Her research involves multidisciplinary methods, comprising behavioral, neuropsychological, and structural and functional brain imaging. Studies include normally developing children and adults as well as those with developmental disorders such as Attention Deficit Hyperactivity Disorder (ADHD) and Autism Spectrum Disorders (ASD).
teaching professor, german
Astrid Weigert joined the Department as a faculty member in the fall of 1999 and was promoted to Teaching Professor in 2015. Her areas of research include gender and genre in 18th and 19th century German literature, in particular in Romanticism (Dorothea Schlegel) and Naturalism (Elsa Bernstein, pseud. Ernst Rosmer); women translators in the 18th and 19th centuries; and
curriculum and course development with an emphasis on the advanced learner and German business culture.
She served as book review editor for "The German Quarterly" from 2004 - 2014. In January 2014, Weigert received the College Dean's Award for Excellence iin Teaching. She is also the chair of the German for Professional Purposes Committee of the American Association of Teachers of German (AATG).
professor, graduate school of arts and sciences

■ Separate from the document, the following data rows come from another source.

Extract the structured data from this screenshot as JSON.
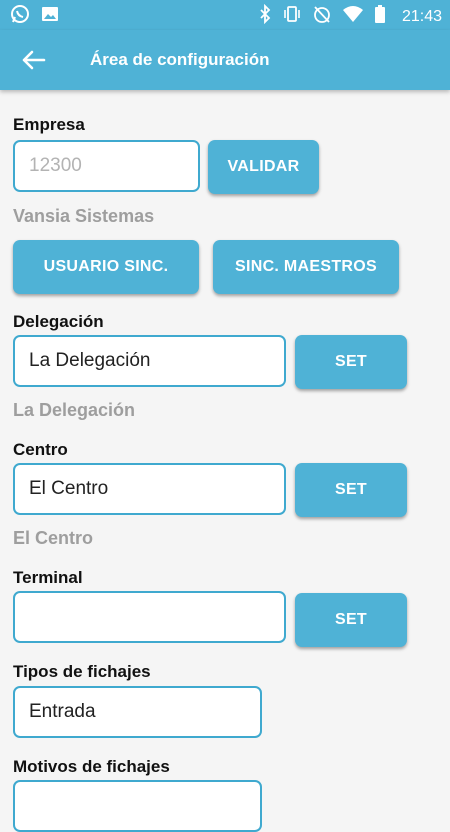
{
  "status": {
    "time": "21:43",
    "left_icons": [
      "whatsapp-icon",
      "image-icon"
    ],
    "right_icons": [
      "bluetooth-icon",
      "vibrate-icon",
      "no-alarm-icon",
      "wifi-icon",
      "battery-icon"
    ]
  },
  "appbar": {
    "title": "Área de configuración",
    "back_icon": "arrow-left-icon"
  },
  "empresa": {
    "label": "Empresa",
    "placeholder": "12300",
    "value": "",
    "validate_label": "VALIDAR",
    "company_name": "Vansia Sistemas",
    "sync_user_label": "USUARIO SINC.",
    "sync_master_label": "SINC. MAESTROS"
  },
  "delegacion": {
    "label": "Delegación",
    "value": "La Delegación",
    "set_label": "SET",
    "current": "La Delegación"
  },
  "centro": {
    "label": "Centro",
    "value": "El Centro",
    "set_label": "SET",
    "current": "El Centro"
  },
  "terminal": {
    "label": "Terminal",
    "value": "",
    "set_label": "SET"
  },
  "tipos": {
    "label": "Tipos de fichajes",
    "value": "Entrada"
  },
  "motivos": {
    "label": "Motivos de fichajes",
    "value": ""
  },
  "colors": {
    "accent": "#4fb2d6",
    "field_border": "#3fa9cf",
    "muted_text": "#9e9e9e",
    "background": "#f5f5f5"
  }
}
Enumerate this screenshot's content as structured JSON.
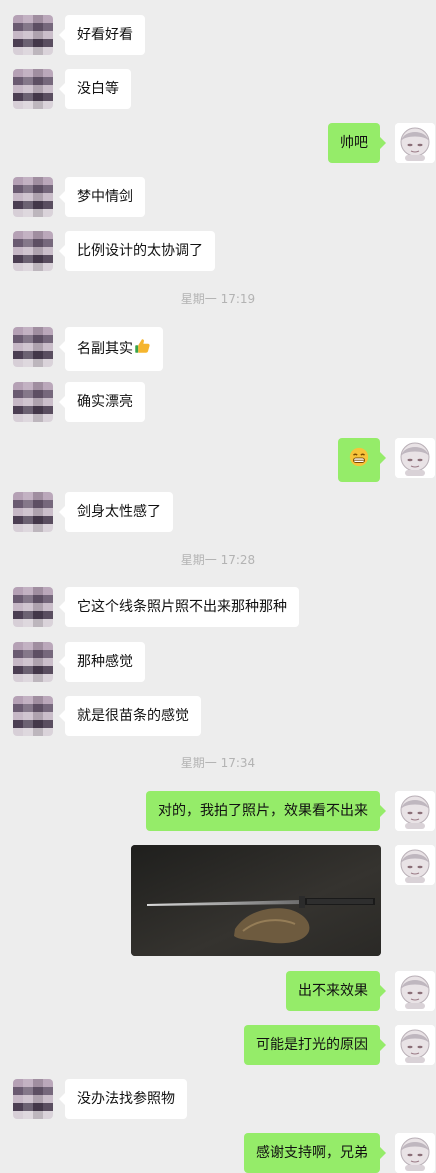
{
  "messages": [
    {
      "side": "left",
      "text": "好看好看"
    },
    {
      "side": "left",
      "text": "没白等"
    },
    {
      "side": "right",
      "text": "帅吧"
    },
    {
      "side": "left",
      "text": "梦中情剑"
    },
    {
      "side": "left",
      "text": "比例设计的太协调了"
    },
    {
      "timestamp": "星期一 17:19"
    },
    {
      "side": "left",
      "text": "名副其实",
      "emoji": "thumbs-up-icon"
    },
    {
      "side": "left",
      "text": "确实漂亮"
    },
    {
      "side": "right",
      "emoji": "grin-face-icon"
    },
    {
      "side": "left",
      "text": "剑身太性感了"
    },
    {
      "timestamp": "星期一 17:28"
    },
    {
      "side": "left",
      "text": "它这个线条照片照不出来那种那种"
    },
    {
      "side": "left",
      "text": "那种感觉"
    },
    {
      "side": "left",
      "text": "就是很苗条的感觉"
    },
    {
      "timestamp": "星期一 17:34"
    },
    {
      "side": "right",
      "text": "对的，我拍了照片，效果看不出来"
    },
    {
      "side": "right",
      "image": "sword-photo"
    },
    {
      "side": "right",
      "text": "出不来效果"
    },
    {
      "side": "right",
      "text": "可能是打光的原因"
    },
    {
      "side": "left",
      "text": "没办法找参照物"
    },
    {
      "side": "right",
      "text": "感谢支持啊，兄弟"
    }
  ],
  "colors": {
    "background": "#ededed",
    "left_bubble": "#ffffff",
    "right_bubble": "#95ec69",
    "timestamp": "#b3b3b3"
  },
  "icons": {
    "left_avatar": "pixelated-avatar",
    "right_avatar": "cartoon-face-avatar"
  }
}
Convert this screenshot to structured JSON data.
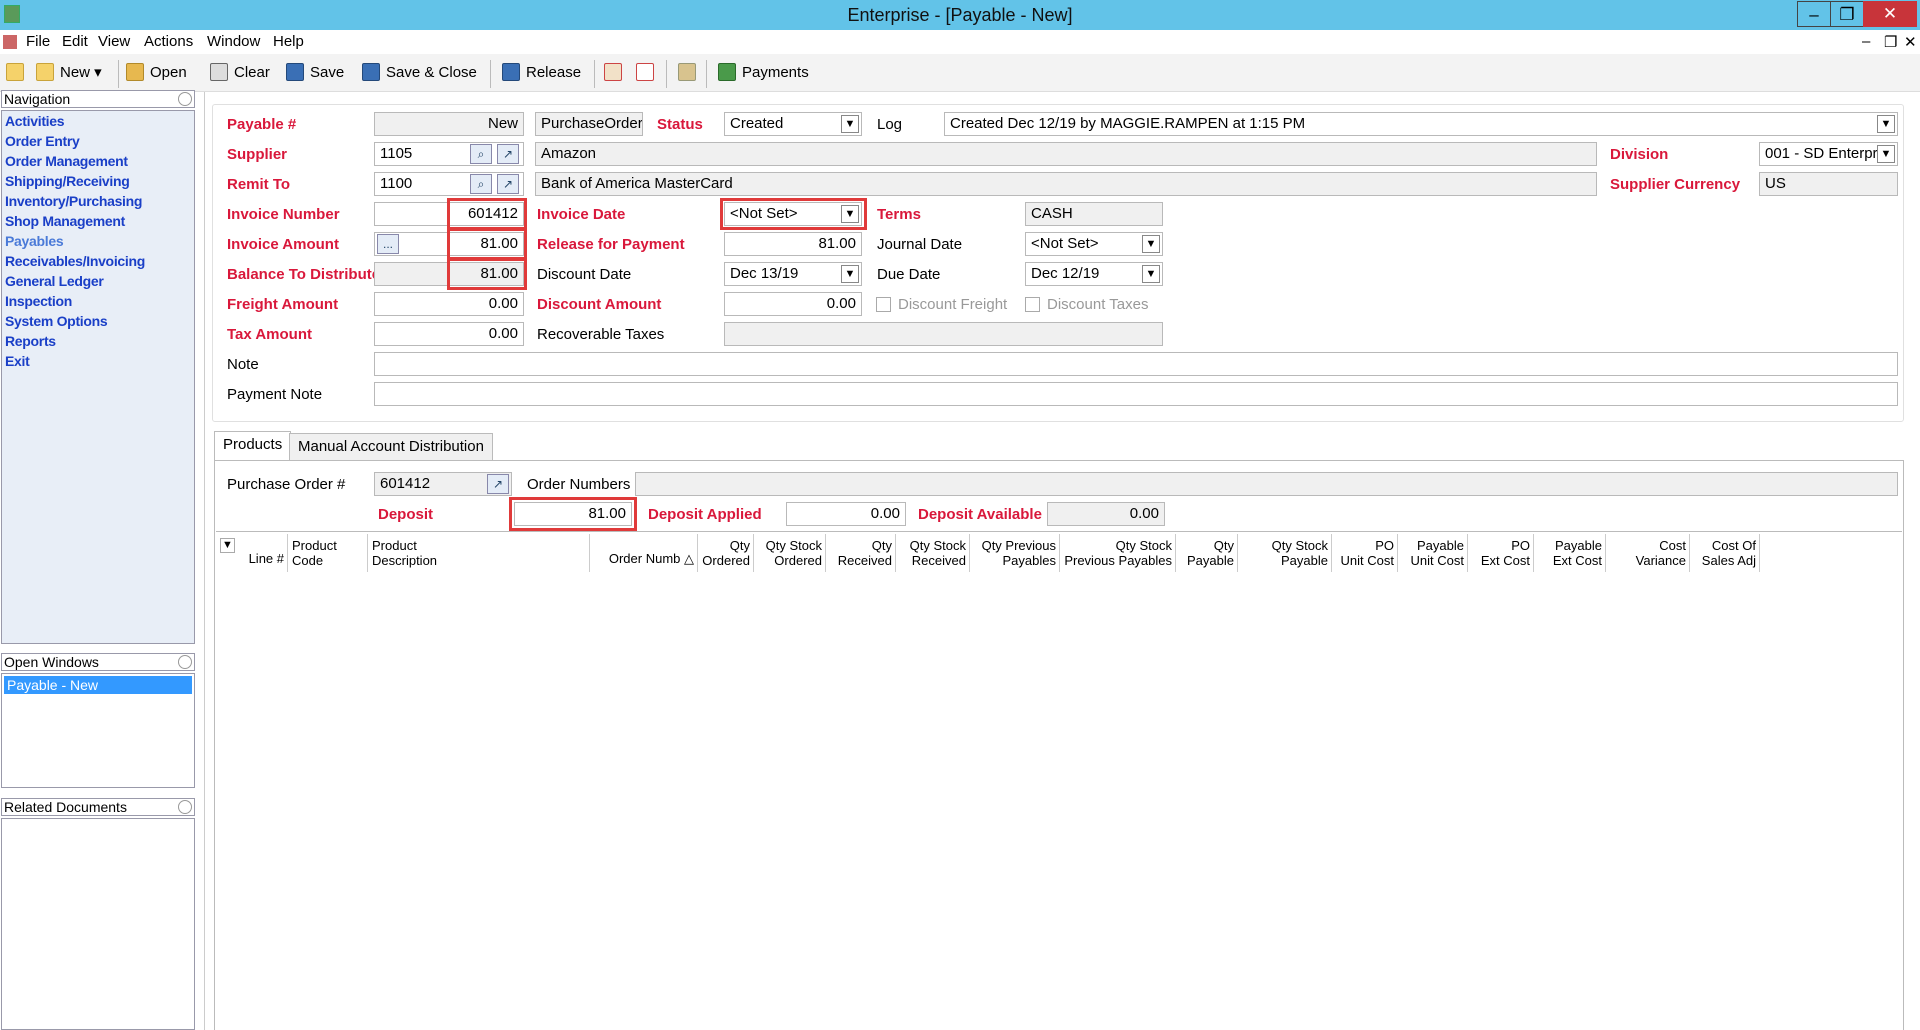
{
  "window": {
    "title": "Enterprise - [Payable - New]",
    "minimize": "–",
    "restore": "❐",
    "close": "✕"
  },
  "menu": [
    "File",
    "Edit",
    "View",
    "Actions",
    "Window",
    "Help"
  ],
  "toolbar": {
    "new": "New",
    "open": "Open",
    "clear": "Clear",
    "save": "Save",
    "save_close": "Save & Close",
    "release": "Release",
    "payments": "Payments"
  },
  "nav": {
    "header": "Navigation",
    "items": [
      "Activities",
      "Order Entry",
      "Order Management",
      "Shipping/Receiving",
      "Inventory/Purchasing",
      "Shop Management",
      "Payables",
      "Receivables/Invoicing",
      "General Ledger",
      "Inspection",
      "System Options",
      "Reports",
      "Exit"
    ],
    "active": "Payables"
  },
  "open_windows": {
    "header": "Open Windows",
    "items": [
      "Payable - New"
    ]
  },
  "related": {
    "header": "Related Documents"
  },
  "form": {
    "payable_label": "Payable #",
    "payable_value": "New",
    "purchase_order_btn": "PurchaseOrder",
    "status_label": "Status",
    "status_value": "Created",
    "log_label": "Log",
    "log_value": "Created Dec 12/19 by MAGGIE.RAMPEN at 1:15 PM",
    "supplier_label": "Supplier",
    "supplier_code": "1105",
    "supplier_name": "Amazon",
    "division_label": "Division",
    "division_value": "001 - SD Enterpr",
    "remit_label": "Remit To",
    "remit_code": "1100",
    "remit_name": "Bank of America MasterCard",
    "supplier_currency_label": "Supplier Currency",
    "supplier_currency_value": "US",
    "invoice_number_label": "Invoice Number",
    "invoice_number_value": "601412",
    "invoice_date_label": "Invoice Date",
    "invoice_date_value": "<Not Set>",
    "terms_label": "Terms",
    "terms_value": "CASH",
    "invoice_amount_label": "Invoice Amount",
    "invoice_amount_btn": "...",
    "invoice_amount_value": "81.00",
    "release_label": "Release for Payment",
    "release_value": "81.00",
    "journal_date_label": "Journal Date",
    "journal_date_value": "<Not Set>",
    "balance_label": "Balance To Distribute",
    "balance_value": "81.00",
    "discount_date_label": "Discount Date",
    "discount_date_value": "Dec 13/19",
    "due_date_label": "Due Date",
    "due_date_value": "Dec 12/19",
    "freight_label": "Freight Amount",
    "freight_value": "0.00",
    "discount_amount_label": "Discount Amount",
    "discount_amount_value": "0.00",
    "discount_freight_label": "Discount Freight",
    "discount_taxes_label": "Discount Taxes",
    "tax_label": "Tax Amount",
    "tax_value": "0.00",
    "recoverable_label": "Recoverable Taxes",
    "note_label": "Note",
    "payment_note_label": "Payment Note"
  },
  "tabs": [
    "Products",
    "Manual Account Distribution"
  ],
  "products": {
    "po_label": "Purchase Order #",
    "po_value": "601412",
    "order_numbers_label": "Order Numbers",
    "deposit_label": "Deposit",
    "deposit_value": "81.00",
    "deposit_applied_label": "Deposit Applied",
    "deposit_applied_value": "0.00",
    "deposit_available_label": "Deposit Available",
    "deposit_available_value": "0.00"
  },
  "columns": [
    {
      "l1": "",
      "l2": "Line #"
    },
    {
      "l1": "Product",
      "l2": "Code"
    },
    {
      "l1": "Product",
      "l2": "Description"
    },
    {
      "l1": "",
      "l2": "Order Numb"
    },
    {
      "l1": "Qty",
      "l2": "Ordered"
    },
    {
      "l1": "Qty Stock",
      "l2": "Ordered"
    },
    {
      "l1": "Qty",
      "l2": "Received"
    },
    {
      "l1": "Qty Stock",
      "l2": "Received"
    },
    {
      "l1": "Qty Previous",
      "l2": "Payables"
    },
    {
      "l1": "Qty Stock",
      "l2": "Previous Payables"
    },
    {
      "l1": "Qty",
      "l2": "Payable"
    },
    {
      "l1": "Qty Stock",
      "l2": "Payable"
    },
    {
      "l1": "PO",
      "l2": "Unit Cost"
    },
    {
      "l1": "Payable",
      "l2": "Unit Cost"
    },
    {
      "l1": "PO",
      "l2": "Ext Cost"
    },
    {
      "l1": "Payable",
      "l2": "Ext Cost"
    },
    {
      "l1": "Cost",
      "l2": "Variance"
    },
    {
      "l1": "Cost Of",
      "l2": "Sales Adj"
    }
  ],
  "sort_icon": "sort-ascending-icon"
}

Most of Dr. Weinstein's work explores the behavioral and biological dimensions of reproduction and aging. She is currently working on two research projects that are funded by the NIH. The first explores the reciprocal relations among stress, health, and the social environment among the elderly in Taiwan. The second is a follow-up study of midlife in the United States. Both studies include a wide range of self-reported data and biomarkers. Her most recent edited volume is "Sociality, Hierarchy, Health: Comparative Biodemography". She has been at Georgetown University since 1987.